- TASK DETAILS
Please, without the pictures, restate every entry exactly.

- Data records for software interfaces
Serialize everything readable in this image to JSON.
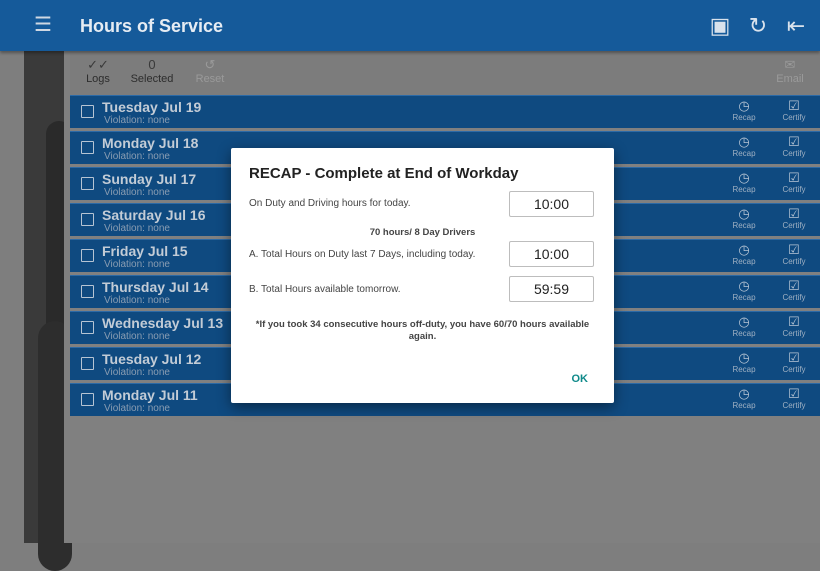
{
  "appbar": {
    "title": "Hours of Service",
    "icons": [
      "menu-icon",
      "sync-device-icon",
      "refresh-icon",
      "logout-icon"
    ]
  },
  "toolbar": {
    "logs_label": "Logs",
    "selected_count": "0",
    "selected_label": "Selected",
    "reset_label": "Reset",
    "email_label": "Email"
  },
  "logs": [
    {
      "date": "Tuesday Jul 19",
      "violation": "Violation: none"
    },
    {
      "date": "Monday Jul 18",
      "violation": "Violation: none"
    },
    {
      "date": "Sunday Jul 17",
      "violation": "Violation: none"
    },
    {
      "date": "Saturday Jul 16",
      "violation": "Violation: none"
    },
    {
      "date": "Friday Jul 15",
      "violation": "Violation: none"
    },
    {
      "date": "Thursday Jul 14",
      "violation": "Violation: none"
    },
    {
      "date": "Wednesday Jul 13",
      "violation": "Violation: none"
    },
    {
      "date": "Tuesday Jul 12",
      "violation": "Violation: none"
    },
    {
      "date": "Monday Jul 11",
      "violation": "Violation: none"
    }
  ],
  "row_actions": {
    "recap_label": "Recap",
    "certify_label": "Certify"
  },
  "dialog": {
    "title": "RECAP - Complete at End of Workday",
    "line1_label": "On Duty and Driving hours for today.",
    "line1_value": "10:00",
    "rule_label": "70 hours/ 8 Day Drivers",
    "lineA_label": "A. Total Hours on Duty last 7 Days, including today.",
    "lineA_value": "10:00",
    "lineB_label": "B. Total Hours available tomorrow.",
    "lineB_value": "59:59",
    "note": "*If you took 34 consecutive hours off-duty, you have 60/70 hours available again.",
    "ok_label": "OK"
  },
  "colors": {
    "appbar": "#155a9a",
    "row": "#0f4a80",
    "ok": "#0f8a8a"
  }
}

- RESULT
Serialize everything readable in this image to JSON.
{
  "appbar": {
    "title": "Hours of Service",
    "icons": [
      "menu-icon",
      "sync-device-icon",
      "refresh-icon",
      "logout-icon"
    ]
  },
  "toolbar": {
    "logs_label": "Logs",
    "selected_count": "0",
    "selected_label": "Selected",
    "reset_label": "Reset",
    "email_label": "Email"
  },
  "logs": [
    {
      "date": "Tuesday Jul 19",
      "violation": "Violation: none"
    },
    {
      "date": "Monday Jul 18",
      "violation": "Violation: none"
    },
    {
      "date": "Sunday Jul 17",
      "violation": "Violation: none"
    },
    {
      "date": "Saturday Jul 16",
      "violation": "Violation: none"
    },
    {
      "date": "Friday Jul 15",
      "violation": "Violation: none"
    },
    {
      "date": "Thursday Jul 14",
      "violation": "Violation: none"
    },
    {
      "date": "Wednesday Jul 13",
      "violation": "Violation: none"
    },
    {
      "date": "Tuesday Jul 12",
      "violation": "Violation: none"
    },
    {
      "date": "Monday Jul 11",
      "violation": "Violation: none"
    }
  ],
  "row_actions": {
    "recap_label": "Recap",
    "certify_label": "Certify"
  },
  "dialog": {
    "title": "RECAP - Complete at End of Workday",
    "line1_label": "On Duty and Driving hours for today.",
    "line1_value": "10:00",
    "rule_label": "70 hours/ 8 Day Drivers",
    "lineA_label": "A. Total Hours on Duty last 7 Days, including today.",
    "lineA_value": "10:00",
    "lineB_label": "B. Total Hours available tomorrow.",
    "lineB_value": "59:59",
    "note": "*If you took 34 consecutive hours off-duty, you have 60/70 hours available again.",
    "ok_label": "OK"
  },
  "colors": {
    "appbar": "#155a9a",
    "row": "#0f4a80",
    "ok": "#0f8a8a"
  }
}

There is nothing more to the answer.